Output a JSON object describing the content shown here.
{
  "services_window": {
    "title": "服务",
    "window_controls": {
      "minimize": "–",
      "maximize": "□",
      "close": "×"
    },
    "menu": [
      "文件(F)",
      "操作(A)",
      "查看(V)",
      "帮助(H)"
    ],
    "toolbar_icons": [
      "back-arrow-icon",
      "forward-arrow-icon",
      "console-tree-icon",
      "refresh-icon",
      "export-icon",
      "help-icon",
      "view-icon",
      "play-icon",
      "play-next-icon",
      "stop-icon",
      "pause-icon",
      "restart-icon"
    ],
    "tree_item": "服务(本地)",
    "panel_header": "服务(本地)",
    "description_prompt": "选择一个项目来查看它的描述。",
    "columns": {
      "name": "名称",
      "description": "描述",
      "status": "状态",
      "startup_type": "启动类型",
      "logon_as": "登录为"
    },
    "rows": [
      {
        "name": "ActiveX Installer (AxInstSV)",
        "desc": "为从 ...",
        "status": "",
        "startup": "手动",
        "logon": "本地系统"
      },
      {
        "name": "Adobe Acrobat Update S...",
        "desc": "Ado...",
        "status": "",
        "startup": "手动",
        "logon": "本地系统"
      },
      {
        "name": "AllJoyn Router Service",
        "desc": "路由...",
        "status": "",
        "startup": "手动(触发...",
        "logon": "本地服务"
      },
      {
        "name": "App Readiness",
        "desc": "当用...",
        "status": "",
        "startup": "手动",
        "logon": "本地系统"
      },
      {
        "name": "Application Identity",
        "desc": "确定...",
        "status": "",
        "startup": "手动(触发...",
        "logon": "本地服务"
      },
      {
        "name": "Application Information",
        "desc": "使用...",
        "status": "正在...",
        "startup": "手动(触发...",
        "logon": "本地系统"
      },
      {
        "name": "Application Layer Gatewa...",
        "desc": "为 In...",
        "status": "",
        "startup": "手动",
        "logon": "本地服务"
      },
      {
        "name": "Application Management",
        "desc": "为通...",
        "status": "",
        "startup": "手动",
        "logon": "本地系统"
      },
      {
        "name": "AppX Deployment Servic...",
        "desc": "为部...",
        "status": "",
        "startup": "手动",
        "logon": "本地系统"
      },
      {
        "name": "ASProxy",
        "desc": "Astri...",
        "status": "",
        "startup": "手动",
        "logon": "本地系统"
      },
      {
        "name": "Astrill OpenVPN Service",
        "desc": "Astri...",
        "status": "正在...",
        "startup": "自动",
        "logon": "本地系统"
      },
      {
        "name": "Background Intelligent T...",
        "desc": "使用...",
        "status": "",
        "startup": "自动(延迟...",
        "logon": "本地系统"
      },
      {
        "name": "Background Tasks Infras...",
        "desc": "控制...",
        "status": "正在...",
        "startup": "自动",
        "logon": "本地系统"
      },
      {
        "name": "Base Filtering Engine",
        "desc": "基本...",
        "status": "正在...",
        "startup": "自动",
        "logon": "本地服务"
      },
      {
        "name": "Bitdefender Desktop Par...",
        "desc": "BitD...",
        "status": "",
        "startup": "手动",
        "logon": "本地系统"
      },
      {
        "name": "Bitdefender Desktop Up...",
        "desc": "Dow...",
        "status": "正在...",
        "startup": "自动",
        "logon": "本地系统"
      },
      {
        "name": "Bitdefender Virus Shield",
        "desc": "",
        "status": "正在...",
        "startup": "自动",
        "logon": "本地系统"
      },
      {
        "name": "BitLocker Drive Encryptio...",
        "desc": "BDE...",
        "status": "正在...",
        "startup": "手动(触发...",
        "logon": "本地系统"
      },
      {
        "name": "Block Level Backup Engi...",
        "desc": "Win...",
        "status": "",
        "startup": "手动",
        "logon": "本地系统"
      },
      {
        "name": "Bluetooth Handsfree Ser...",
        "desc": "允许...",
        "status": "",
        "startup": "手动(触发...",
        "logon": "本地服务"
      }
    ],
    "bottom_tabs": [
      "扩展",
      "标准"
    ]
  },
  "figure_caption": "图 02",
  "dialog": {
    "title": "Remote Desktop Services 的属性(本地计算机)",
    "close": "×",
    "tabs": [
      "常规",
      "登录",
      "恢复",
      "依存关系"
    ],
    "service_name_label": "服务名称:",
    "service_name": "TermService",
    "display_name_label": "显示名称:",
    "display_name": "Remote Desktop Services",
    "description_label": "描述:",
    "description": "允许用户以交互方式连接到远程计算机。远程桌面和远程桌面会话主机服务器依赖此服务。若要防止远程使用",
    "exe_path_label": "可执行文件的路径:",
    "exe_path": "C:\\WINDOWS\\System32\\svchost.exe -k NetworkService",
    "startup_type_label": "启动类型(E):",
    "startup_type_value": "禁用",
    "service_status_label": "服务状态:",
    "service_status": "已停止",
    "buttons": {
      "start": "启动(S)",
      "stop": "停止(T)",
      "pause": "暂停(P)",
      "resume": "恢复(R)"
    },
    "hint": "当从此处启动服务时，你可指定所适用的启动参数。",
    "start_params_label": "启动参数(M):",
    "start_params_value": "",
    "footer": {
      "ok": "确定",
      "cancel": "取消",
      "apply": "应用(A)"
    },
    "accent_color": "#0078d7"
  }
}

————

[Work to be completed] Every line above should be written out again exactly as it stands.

[Task result]
Output a JSON object describing the content shown here.
{
  "services_window": {
    "title": "服务",
    "window_controls": {
      "minimize": "–",
      "maximize": "□",
      "close": "×"
    },
    "menu": [
      "文件(F)",
      "操作(A)",
      "查看(V)",
      "帮助(H)"
    ],
    "toolbar_icons": [
      "back-arrow-icon",
      "forward-arrow-icon",
      "console-tree-icon",
      "refresh-icon",
      "export-icon",
      "help-icon",
      "view-icon",
      "play-icon",
      "play-next-icon",
      "stop-icon",
      "pause-icon",
      "restart-icon"
    ],
    "tree_item": "服务(本地)",
    "panel_header": "服务(本地)",
    "description_prompt": "选择一个项目来查看它的描述。",
    "columns": {
      "name": "名称",
      "description": "描述",
      "status": "状态",
      "startup_type": "启动类型",
      "logon_as": "登录为"
    },
    "rows": [
      {
        "name": "ActiveX Installer (AxInstSV)",
        "desc": "为从 ...",
        "status": "",
        "startup": "手动",
        "logon": "本地系统"
      },
      {
        "name": "Adobe Acrobat Update S...",
        "desc": "Ado...",
        "status": "",
        "startup": "手动",
        "logon": "本地系统"
      },
      {
        "name": "AllJoyn Router Service",
        "desc": "路由...",
        "status": "",
        "startup": "手动(触发...",
        "logon": "本地服务"
      },
      {
        "name": "App Readiness",
        "desc": "当用...",
        "status": "",
        "startup": "手动",
        "logon": "本地系统"
      },
      {
        "name": "Application Identity",
        "desc": "确定...",
        "status": "",
        "startup": "手动(触发...",
        "logon": "本地服务"
      },
      {
        "name": "Application Information",
        "desc": "使用...",
        "status": "正在...",
        "startup": "手动(触发...",
        "logon": "本地系统"
      },
      {
        "name": "Application Layer Gatewa...",
        "desc": "为 In...",
        "status": "",
        "startup": "手动",
        "logon": "本地服务"
      },
      {
        "name": "Application Management",
        "desc": "为通...",
        "status": "",
        "startup": "手动",
        "logon": "本地系统"
      },
      {
        "name": "AppX Deployment Servic...",
        "desc": "为部...",
        "status": "",
        "startup": "手动",
        "logon": "本地系统"
      },
      {
        "name": "ASProxy",
        "desc": "Astri...",
        "status": "",
        "startup": "手动",
        "logon": "本地系统"
      },
      {
        "name": "Astrill OpenVPN Service",
        "desc": "Astri...",
        "status": "正在...",
        "startup": "自动",
        "logon": "本地系统"
      },
      {
        "name": "Background Intelligent T...",
        "desc": "使用...",
        "status": "",
        "startup": "自动(延迟...",
        "logon": "本地系统"
      },
      {
        "name": "Background Tasks Infras...",
        "desc": "控制...",
        "status": "正在...",
        "startup": "自动",
        "logon": "本地系统"
      },
      {
        "name": "Base Filtering Engine",
        "desc": "基本...",
        "status": "正在...",
        "startup": "自动",
        "logon": "本地服务"
      },
      {
        "name": "Bitdefender Desktop Par...",
        "desc": "BitD...",
        "status": "",
        "startup": "手动",
        "logon": "本地系统"
      },
      {
        "name": "Bitdefender Desktop Up...",
        "desc": "Dow...",
        "status": "正在...",
        "startup": "自动",
        "logon": "本地系统"
      },
      {
        "name": "Bitdefender Virus Shield",
        "desc": "",
        "status": "正在...",
        "startup": "自动",
        "logon": "本地系统"
      },
      {
        "name": "BitLocker Drive Encryptio...",
        "desc": "BDE...",
        "status": "正在...",
        "startup": "手动(触发...",
        "logon": "本地系统"
      },
      {
        "name": "Block Level Backup Engi...",
        "desc": "Win...",
        "status": "",
        "startup": "手动",
        "logon": "本地系统"
      },
      {
        "name": "Bluetooth Handsfree Ser...",
        "desc": "允许...",
        "status": "",
        "startup": "手动(触发...",
        "logon": "本地服务"
      }
    ],
    "bottom_tabs": [
      "扩展",
      "标准"
    ]
  },
  "figure_caption": "图 02",
  "dialog": {
    "title": "Remote Desktop Services 的属性(本地计算机)",
    "close": "×",
    "tabs": [
      "常规",
      "登录",
      "恢复",
      "依存关系"
    ],
    "service_name_label": "服务名称:",
    "service_name": "TermService",
    "display_name_label": "显示名称:",
    "display_name": "Remote Desktop Services",
    "description_label": "描述:",
    "description": "允许用户以交互方式连接到远程计算机。远程桌面和远程桌面会话主机服务器依赖此服务。若要防止远程使用",
    "exe_path_label": "可执行文件的路径:",
    "exe_path": "C:\\WINDOWS\\System32\\svchost.exe -k NetworkService",
    "startup_type_label": "启动类型(E):",
    "startup_type_value": "禁用",
    "service_status_label": "服务状态:",
    "service_status": "已停止",
    "buttons": {
      "start": "启动(S)",
      "stop": "停止(T)",
      "pause": "暂停(P)",
      "resume": "恢复(R)"
    },
    "hint": "当从此处启动服务时，你可指定所适用的启动参数。",
    "start_params_label": "启动参数(M):",
    "start_params_value": "",
    "footer": {
      "ok": "确定",
      "cancel": "取消",
      "apply": "应用(A)"
    },
    "accent_color": "#0078d7"
  }
}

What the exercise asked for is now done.